He begged them to keep themselves quiet. They had him for Capataz now. A man of intelligence. Had he not enticed Castro out? He had never believed there was anyone else in there. He sighed. Otherwise Castro would have tried to save his life by confessing. There had been nothing to confess. But he had the means of making sure. A voice suggested that the Inglez might have withdrawn himself into the depths. These English were not afraid of demons, being devils themselves; and this one was fiendishly reckless. But Manuel observed, contemptuously, that 8 man trapped like this would remain near the opening. Hope would keep him there till he died—unless he rushed out like Castro. Manuel laughed, but in a mournful tone: and, listening to the craven talk of their doubts and fears, it seemed to me that if I could appear at one bound amongst them, they would scatter like chaff before my glance. It seemed intolerable to wait; more than human strength could bear. Would the day never come?
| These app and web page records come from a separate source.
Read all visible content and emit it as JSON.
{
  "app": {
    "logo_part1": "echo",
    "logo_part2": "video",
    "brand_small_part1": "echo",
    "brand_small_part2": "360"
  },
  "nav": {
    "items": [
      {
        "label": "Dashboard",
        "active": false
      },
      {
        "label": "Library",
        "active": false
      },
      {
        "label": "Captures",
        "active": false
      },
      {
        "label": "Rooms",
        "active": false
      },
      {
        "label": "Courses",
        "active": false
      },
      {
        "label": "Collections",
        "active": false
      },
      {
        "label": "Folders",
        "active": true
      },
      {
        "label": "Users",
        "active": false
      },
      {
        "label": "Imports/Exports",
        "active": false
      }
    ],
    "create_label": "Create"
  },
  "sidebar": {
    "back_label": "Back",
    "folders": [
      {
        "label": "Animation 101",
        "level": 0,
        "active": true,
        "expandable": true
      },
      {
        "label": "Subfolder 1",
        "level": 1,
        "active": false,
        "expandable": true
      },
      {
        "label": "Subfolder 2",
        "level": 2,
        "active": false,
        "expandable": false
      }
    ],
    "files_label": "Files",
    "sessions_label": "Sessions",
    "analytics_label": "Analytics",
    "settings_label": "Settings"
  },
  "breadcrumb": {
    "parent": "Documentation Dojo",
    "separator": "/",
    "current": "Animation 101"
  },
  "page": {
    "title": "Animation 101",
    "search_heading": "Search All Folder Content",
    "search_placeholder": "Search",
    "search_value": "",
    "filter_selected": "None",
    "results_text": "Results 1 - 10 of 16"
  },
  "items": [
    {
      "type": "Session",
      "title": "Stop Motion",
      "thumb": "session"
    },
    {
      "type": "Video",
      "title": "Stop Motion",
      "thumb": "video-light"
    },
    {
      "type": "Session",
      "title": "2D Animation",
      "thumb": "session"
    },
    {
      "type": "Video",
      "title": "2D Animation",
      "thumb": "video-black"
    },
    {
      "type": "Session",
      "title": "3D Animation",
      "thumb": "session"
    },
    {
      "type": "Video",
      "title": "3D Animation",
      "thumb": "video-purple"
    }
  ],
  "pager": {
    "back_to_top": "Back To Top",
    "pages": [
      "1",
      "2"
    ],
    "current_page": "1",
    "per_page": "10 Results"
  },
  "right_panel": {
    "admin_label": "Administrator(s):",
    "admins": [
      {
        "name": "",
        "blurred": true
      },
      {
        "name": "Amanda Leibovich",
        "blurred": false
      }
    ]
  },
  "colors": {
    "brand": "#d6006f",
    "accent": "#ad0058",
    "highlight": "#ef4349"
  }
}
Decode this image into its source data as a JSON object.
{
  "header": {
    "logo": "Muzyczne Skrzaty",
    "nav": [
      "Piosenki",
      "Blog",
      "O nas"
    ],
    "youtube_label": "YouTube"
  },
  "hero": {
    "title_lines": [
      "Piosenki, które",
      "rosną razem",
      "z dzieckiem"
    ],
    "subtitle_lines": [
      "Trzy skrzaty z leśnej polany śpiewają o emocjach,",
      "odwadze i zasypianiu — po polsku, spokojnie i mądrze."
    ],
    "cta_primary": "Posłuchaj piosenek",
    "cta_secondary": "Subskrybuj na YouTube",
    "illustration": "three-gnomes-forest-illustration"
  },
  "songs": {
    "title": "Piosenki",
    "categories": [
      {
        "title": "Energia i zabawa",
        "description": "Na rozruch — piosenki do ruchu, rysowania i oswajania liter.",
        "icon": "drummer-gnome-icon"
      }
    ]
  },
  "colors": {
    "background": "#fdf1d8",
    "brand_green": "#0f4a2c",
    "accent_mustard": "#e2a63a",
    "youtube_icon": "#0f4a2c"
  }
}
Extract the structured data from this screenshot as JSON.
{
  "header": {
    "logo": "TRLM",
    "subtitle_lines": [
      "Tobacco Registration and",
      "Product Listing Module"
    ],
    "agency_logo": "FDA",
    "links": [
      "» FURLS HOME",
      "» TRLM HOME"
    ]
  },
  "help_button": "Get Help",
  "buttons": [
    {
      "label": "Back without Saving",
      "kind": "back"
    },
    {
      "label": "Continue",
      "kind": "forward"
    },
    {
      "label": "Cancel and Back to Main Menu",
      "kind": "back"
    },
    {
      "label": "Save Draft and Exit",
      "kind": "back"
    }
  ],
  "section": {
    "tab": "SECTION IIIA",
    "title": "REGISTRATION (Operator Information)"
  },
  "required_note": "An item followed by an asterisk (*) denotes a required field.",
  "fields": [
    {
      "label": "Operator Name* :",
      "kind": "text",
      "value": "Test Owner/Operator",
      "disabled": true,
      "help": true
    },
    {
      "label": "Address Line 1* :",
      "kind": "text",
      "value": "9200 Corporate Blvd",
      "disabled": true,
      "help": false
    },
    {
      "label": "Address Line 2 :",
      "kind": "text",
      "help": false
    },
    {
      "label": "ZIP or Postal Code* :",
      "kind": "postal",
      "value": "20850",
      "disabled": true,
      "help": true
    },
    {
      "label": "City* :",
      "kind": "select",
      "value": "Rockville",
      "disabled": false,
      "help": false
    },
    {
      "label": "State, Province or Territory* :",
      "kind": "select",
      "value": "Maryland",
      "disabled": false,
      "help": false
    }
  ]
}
A drowsiness stole upon their voices.
Manuel kept watch. He fed the fire, and his incomplete shadow, projected across the chasm, would pass and return, obscuring the glow that fell on the rock. His footsteps seemed to measure the interminable duration of the night. Sometimes he would stop short and talk to himself in low, exalted mutters. A big bright star rested on the brow of the rock opposite, shining straight into my eyes. It sank, as if it had plunged into the stone. At last. Another came to look into the cavern. I watched the gradual coming of a gray sheen from the side of Seraphina's couch. This was the day, the last day of pain, or else of life. Its ghostly edge invaded slowly the darkness of the cave towards its appointed limit, creeping slowly, as colorless as spilt water on the floor. I pressed my lips silently upon her cheek. Her eyes were open. It seemed to me she had a smile fainter than her sighs. She was very brave, but her smile did not go beyond her lips. Not a feature of her face moved. I could have opened my veins for her without hesitation, if it had not been a forbidden sacrifice.
Would they go? I asked myself. Through Castro's heroism or through his weakness, perhaps through both the heroism and the weakness of that man, they must be satisfied. They must be. I could not doubt it; I could not believe it. Everything seemed improbable; everything seemed possible. If they descended I would, I thought, have the strength to carry her off, away into the darkness. If there was any truth in what I had overheard them saying, that the depths of the cavern concealed an abyss, we would cast ourselves into it.
The feeble, consenting pressure of her hand horrified me. They would not come down. They were afraid of that place, I whispered to her—and I thought to myself that such cowardice was